§ **EXERCISE DETAILS**
Throughout the listing below, copy each line containing "type".

§ **PROVIDED ENTRIES**

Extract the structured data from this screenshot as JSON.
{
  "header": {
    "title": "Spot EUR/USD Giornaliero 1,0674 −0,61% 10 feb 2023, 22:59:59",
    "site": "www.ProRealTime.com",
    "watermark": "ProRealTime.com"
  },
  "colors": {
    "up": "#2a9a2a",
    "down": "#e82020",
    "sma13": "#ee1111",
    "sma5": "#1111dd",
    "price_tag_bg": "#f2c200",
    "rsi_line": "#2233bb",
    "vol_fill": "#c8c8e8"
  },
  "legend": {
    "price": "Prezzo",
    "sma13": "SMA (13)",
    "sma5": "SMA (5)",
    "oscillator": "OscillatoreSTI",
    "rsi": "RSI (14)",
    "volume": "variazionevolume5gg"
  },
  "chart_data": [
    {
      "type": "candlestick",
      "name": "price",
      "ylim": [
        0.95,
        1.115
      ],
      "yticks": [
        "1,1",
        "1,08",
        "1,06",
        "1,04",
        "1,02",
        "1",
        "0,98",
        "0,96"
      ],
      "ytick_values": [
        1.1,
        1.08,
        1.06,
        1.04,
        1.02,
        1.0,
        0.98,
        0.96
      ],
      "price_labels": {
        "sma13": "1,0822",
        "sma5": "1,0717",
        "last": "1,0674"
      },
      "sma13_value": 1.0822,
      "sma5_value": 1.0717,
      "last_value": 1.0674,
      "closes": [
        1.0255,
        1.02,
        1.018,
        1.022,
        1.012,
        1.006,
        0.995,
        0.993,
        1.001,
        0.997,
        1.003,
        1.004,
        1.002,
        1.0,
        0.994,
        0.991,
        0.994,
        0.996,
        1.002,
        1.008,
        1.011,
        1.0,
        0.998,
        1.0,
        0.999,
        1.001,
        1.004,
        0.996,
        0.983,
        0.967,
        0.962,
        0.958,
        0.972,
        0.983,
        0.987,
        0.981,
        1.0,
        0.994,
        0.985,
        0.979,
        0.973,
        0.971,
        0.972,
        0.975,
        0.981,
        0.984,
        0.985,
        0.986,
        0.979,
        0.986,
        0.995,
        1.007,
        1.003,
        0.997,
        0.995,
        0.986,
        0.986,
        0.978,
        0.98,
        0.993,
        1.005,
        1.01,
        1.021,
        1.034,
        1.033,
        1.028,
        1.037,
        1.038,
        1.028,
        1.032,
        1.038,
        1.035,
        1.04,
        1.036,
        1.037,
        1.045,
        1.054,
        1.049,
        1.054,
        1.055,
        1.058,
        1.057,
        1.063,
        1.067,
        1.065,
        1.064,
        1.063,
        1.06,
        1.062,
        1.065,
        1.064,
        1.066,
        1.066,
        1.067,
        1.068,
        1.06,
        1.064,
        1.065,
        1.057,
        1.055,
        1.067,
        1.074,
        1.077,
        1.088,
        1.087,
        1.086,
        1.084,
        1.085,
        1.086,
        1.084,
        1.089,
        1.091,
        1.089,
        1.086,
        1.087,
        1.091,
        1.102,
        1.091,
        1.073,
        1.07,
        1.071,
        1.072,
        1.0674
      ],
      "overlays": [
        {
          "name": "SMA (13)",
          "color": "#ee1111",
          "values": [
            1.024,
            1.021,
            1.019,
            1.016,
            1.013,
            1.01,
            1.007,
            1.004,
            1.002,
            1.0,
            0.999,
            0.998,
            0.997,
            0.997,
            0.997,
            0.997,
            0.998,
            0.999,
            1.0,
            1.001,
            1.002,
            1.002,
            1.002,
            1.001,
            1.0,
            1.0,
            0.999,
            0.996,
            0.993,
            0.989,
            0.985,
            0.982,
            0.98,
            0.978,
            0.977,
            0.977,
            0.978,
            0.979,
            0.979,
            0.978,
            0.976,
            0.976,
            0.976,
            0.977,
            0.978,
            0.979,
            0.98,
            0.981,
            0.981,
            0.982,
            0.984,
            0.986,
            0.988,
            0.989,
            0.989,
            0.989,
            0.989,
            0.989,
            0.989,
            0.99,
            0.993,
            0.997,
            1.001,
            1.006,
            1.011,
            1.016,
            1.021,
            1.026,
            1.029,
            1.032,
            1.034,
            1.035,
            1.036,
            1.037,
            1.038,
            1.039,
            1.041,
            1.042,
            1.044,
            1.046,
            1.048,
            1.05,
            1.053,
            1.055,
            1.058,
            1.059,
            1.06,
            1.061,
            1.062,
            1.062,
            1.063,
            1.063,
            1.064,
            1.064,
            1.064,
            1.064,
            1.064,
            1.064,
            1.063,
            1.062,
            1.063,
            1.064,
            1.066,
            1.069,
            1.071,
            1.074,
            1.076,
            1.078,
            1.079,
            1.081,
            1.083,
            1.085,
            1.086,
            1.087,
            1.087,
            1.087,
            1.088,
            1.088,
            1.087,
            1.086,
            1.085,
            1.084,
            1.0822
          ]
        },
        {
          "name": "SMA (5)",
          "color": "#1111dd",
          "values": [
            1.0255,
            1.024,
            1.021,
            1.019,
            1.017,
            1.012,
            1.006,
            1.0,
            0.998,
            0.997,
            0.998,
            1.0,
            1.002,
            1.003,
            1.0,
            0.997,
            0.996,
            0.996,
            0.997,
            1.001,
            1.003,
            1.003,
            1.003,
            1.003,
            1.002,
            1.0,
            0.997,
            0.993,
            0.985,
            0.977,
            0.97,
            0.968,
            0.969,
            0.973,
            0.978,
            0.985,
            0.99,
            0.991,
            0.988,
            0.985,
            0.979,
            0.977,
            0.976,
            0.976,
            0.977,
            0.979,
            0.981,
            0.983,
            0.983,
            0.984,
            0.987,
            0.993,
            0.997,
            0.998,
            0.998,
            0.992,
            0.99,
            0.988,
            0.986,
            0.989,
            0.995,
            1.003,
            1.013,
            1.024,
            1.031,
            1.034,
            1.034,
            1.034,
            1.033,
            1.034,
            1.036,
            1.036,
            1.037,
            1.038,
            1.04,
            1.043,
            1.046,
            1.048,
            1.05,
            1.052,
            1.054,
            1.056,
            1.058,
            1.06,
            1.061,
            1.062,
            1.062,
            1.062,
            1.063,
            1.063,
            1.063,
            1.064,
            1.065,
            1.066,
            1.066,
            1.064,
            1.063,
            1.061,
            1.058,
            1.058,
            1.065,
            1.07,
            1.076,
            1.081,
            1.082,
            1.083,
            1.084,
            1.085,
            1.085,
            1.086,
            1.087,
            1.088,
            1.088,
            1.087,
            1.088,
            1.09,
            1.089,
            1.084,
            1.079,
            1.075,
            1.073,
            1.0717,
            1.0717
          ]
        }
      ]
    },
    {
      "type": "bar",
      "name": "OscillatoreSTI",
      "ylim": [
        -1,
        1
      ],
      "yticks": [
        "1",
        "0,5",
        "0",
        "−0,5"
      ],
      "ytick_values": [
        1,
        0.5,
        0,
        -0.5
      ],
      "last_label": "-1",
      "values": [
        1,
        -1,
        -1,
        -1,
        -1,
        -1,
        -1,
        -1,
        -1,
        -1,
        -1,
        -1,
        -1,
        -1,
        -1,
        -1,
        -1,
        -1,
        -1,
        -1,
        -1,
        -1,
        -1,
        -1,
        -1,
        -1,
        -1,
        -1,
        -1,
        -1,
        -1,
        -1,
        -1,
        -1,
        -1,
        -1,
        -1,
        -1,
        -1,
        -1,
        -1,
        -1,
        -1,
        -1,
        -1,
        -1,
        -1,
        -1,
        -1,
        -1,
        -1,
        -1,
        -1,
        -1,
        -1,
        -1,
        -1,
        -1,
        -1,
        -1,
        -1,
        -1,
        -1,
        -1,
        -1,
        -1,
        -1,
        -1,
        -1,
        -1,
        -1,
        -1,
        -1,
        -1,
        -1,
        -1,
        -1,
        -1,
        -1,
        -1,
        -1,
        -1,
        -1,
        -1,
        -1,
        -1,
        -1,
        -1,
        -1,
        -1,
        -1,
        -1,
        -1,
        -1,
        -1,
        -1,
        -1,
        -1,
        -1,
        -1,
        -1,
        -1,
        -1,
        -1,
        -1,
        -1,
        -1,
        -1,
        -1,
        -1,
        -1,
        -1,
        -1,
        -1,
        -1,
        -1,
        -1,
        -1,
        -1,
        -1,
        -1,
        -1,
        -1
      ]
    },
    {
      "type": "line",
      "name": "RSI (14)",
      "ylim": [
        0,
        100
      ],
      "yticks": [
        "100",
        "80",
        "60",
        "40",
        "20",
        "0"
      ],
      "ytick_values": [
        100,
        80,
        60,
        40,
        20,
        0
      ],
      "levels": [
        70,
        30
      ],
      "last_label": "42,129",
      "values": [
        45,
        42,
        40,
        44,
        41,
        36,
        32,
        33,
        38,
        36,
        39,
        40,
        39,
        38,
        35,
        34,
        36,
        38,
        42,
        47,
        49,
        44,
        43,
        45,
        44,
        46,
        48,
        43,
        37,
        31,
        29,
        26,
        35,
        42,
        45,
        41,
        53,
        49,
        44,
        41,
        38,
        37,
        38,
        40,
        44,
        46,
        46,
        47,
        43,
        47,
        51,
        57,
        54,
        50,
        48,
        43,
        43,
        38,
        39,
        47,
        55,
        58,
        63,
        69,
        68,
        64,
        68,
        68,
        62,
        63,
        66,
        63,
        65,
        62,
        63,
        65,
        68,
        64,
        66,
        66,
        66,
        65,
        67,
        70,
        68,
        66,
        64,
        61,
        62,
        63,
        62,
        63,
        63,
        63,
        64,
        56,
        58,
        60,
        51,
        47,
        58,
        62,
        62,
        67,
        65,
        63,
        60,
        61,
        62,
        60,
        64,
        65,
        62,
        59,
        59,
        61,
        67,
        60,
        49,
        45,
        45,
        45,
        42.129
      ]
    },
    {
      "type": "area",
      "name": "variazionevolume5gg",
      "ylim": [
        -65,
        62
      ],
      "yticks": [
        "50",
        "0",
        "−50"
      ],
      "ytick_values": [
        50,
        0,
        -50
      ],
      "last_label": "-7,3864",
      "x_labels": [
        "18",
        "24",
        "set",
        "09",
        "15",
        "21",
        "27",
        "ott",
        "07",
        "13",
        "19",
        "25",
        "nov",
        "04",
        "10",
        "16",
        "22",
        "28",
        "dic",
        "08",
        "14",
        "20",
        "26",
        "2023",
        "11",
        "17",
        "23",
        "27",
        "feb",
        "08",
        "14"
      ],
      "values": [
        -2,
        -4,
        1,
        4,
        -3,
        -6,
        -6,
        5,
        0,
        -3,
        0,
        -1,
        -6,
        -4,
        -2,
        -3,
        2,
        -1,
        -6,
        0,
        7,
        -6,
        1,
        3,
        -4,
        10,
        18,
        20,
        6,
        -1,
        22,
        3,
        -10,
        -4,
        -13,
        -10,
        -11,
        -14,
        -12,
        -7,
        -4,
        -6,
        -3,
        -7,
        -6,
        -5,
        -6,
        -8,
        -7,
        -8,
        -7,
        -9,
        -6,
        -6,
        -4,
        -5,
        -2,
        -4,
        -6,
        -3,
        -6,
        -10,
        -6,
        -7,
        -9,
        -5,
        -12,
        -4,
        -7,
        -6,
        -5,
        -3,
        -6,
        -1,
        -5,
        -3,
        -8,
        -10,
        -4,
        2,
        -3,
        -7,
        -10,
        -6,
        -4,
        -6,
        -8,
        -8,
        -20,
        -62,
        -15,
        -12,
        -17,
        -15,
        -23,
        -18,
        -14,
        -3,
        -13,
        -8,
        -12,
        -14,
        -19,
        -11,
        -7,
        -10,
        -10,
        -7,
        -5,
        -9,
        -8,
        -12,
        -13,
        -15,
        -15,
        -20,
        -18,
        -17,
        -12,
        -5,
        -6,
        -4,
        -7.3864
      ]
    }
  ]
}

§ **RESPONSE FOR THIS EXERCISE**
      "type": "candlestick",
      "type": "bar",
      "type": "line",
      "type": "area",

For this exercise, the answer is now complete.